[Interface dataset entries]
Content starts

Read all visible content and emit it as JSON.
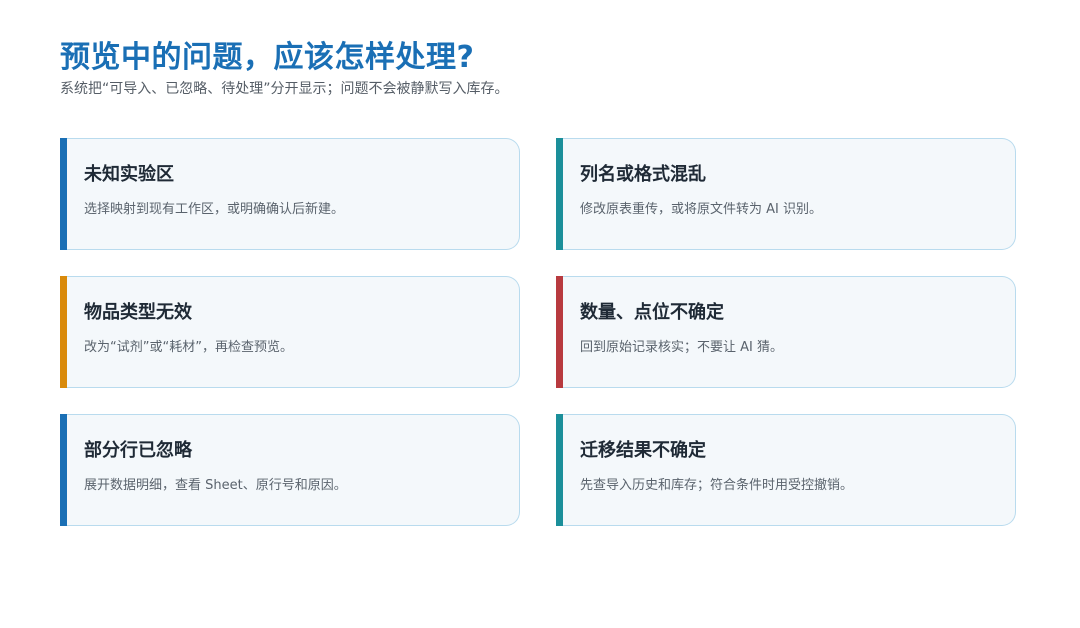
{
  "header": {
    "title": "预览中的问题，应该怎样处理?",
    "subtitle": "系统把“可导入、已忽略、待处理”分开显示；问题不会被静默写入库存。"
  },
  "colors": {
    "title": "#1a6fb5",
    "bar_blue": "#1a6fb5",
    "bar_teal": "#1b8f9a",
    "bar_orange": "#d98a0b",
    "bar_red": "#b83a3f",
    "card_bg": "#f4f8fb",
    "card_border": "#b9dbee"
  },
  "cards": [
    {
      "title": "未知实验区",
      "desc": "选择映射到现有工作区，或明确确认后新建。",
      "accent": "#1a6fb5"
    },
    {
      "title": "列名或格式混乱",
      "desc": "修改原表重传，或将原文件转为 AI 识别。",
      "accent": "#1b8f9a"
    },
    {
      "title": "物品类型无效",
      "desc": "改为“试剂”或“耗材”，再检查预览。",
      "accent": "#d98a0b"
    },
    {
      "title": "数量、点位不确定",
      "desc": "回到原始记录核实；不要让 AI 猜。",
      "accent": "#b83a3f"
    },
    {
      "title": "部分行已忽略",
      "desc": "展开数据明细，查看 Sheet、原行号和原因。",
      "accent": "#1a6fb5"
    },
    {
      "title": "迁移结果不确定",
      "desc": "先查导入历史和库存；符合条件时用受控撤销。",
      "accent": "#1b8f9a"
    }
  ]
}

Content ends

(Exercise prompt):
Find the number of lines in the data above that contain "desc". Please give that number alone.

(Exercise answer):
6